Jesus was in many ways the ultimate teacher. He is called “Teacher” 29 times in the Gospels. If we include the verb “teach” the references grow to some 90. Just as the Book of Wisdom paints the splendor of seeking wisdom, the Lord imparts wisdom to us constantly. Jesus did not normally give speeches; He talked with people and with us. Today’s readings build upon His teachings in many ways.
The First Reading from the Book of Wisdom explains to us the importance of striving to understand the mysteries of faith while at the same time accepting the fact that understanding is beyond our grasp. You might say there is knowledge, understanding, wisdom, and action. From a stewardship perspective many people know what stewardship is; others understand it and may even be able to articulate it. However, the great challenge is the action, living it out in our daily lives. That demonstrates wisdom.
Like the Lord, St. Paul was a great teacher. His letters make up half of the New Testament. Paul was more often an orator than Jesus, but his abilities to teach and foster the faith are clear. Today’s Second Reading is from his second letter to the Corinthians. Paul’s message has much to do with “giving.” St. Paul does not tell the Corinthians that they “have” to give; that would be taxation, and Paul in his former life was very familiar with that. Instead, like Jesus Himself, Paul makes it clear that people are able to exercise free will in what they give and what they share. The idea of “free will” is a great boon, but it also can be a bit of a burden as well. Whether we are disciples and whether we practice stewardship is a matter of personal choice. Yet Jesus did “command” us to love one another. If we are really pursuing that admonition, it is difficult to do it without being a good steward.
Jesus, that master teacher, was a healer. In last week’s Gospel, He demonstrated His authority over nature by calming the storm. This week He exhibits His authority over sickness and death. He heals a woman of a hemorrhage, and then a young girl is brought back to life. There is an interesting contrast in these two events.
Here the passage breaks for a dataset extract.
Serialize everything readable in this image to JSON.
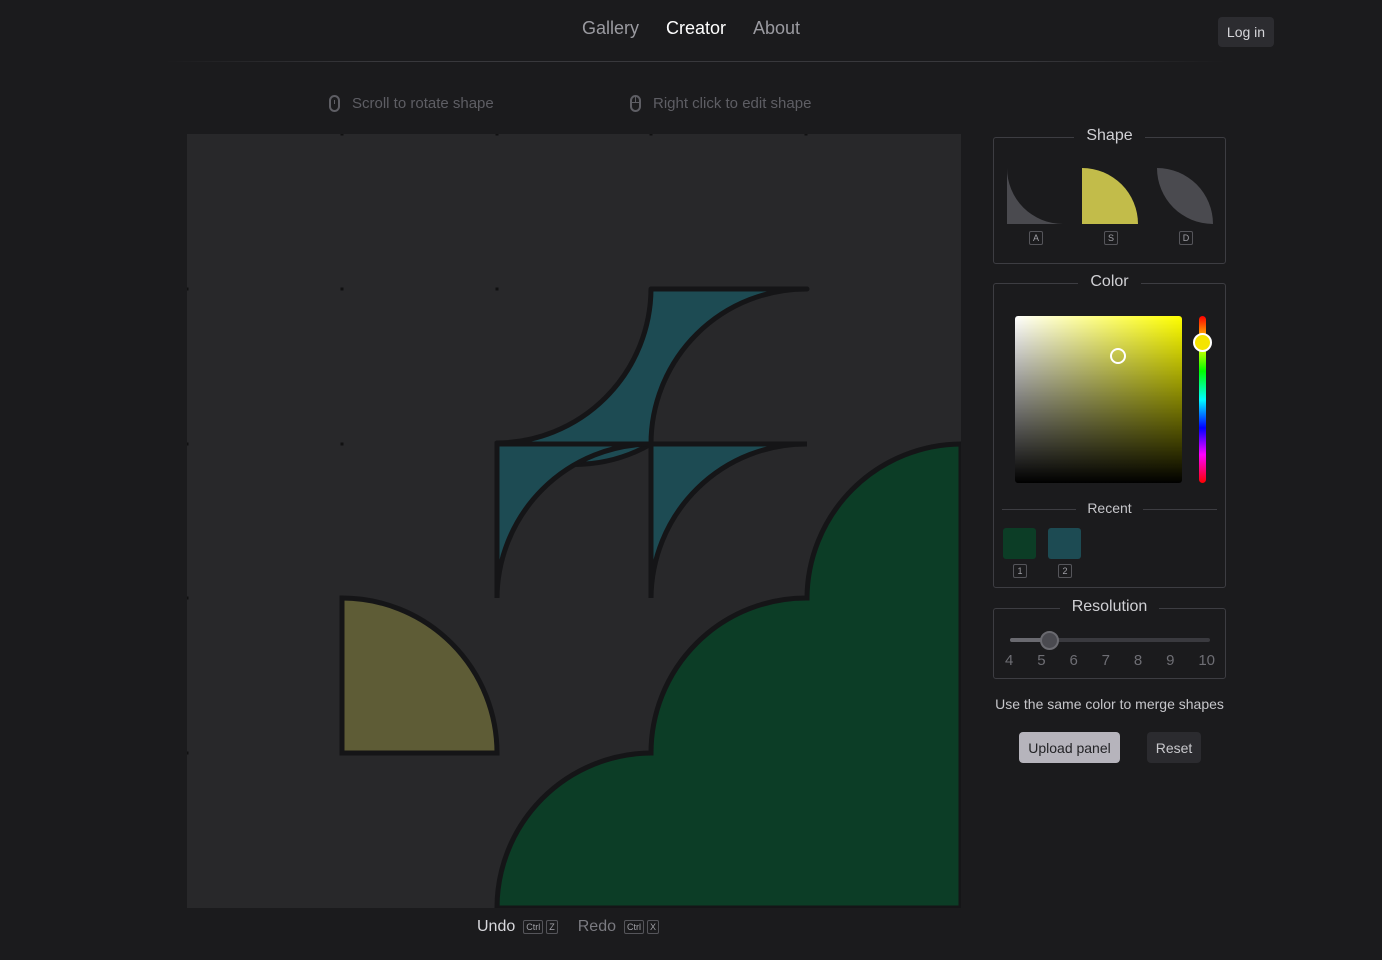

The first is done publicly although the woman approaches him in secret, while the second is more or less done privately while the appeal was made publicly. The key to the first act of healing is that the woman reached out to touch Jesus’ cloak. This is more than physical touching; as the Lord indicates what the woman is really doing is reaching out in faith. We can attend church regularly and pray often, but unless we truly reach out in faith, we cannot be healed. St. Augustine once said, “Flesh presses; faith touches.”
Prior to healing and bringing back to life the daughter of the synagogue official, Jesus says to him, “Do not be afraid; just have faith.” For us to find calm in the midst of a storm and for us to find healing in the midst of something which seems too great to overcome, it is our faith, too, which is the solution. Although Jesus may respond to us and to others differently in each situation, it is in reality the same. Jesus can touch each of us personally, but we must ask and seek Him.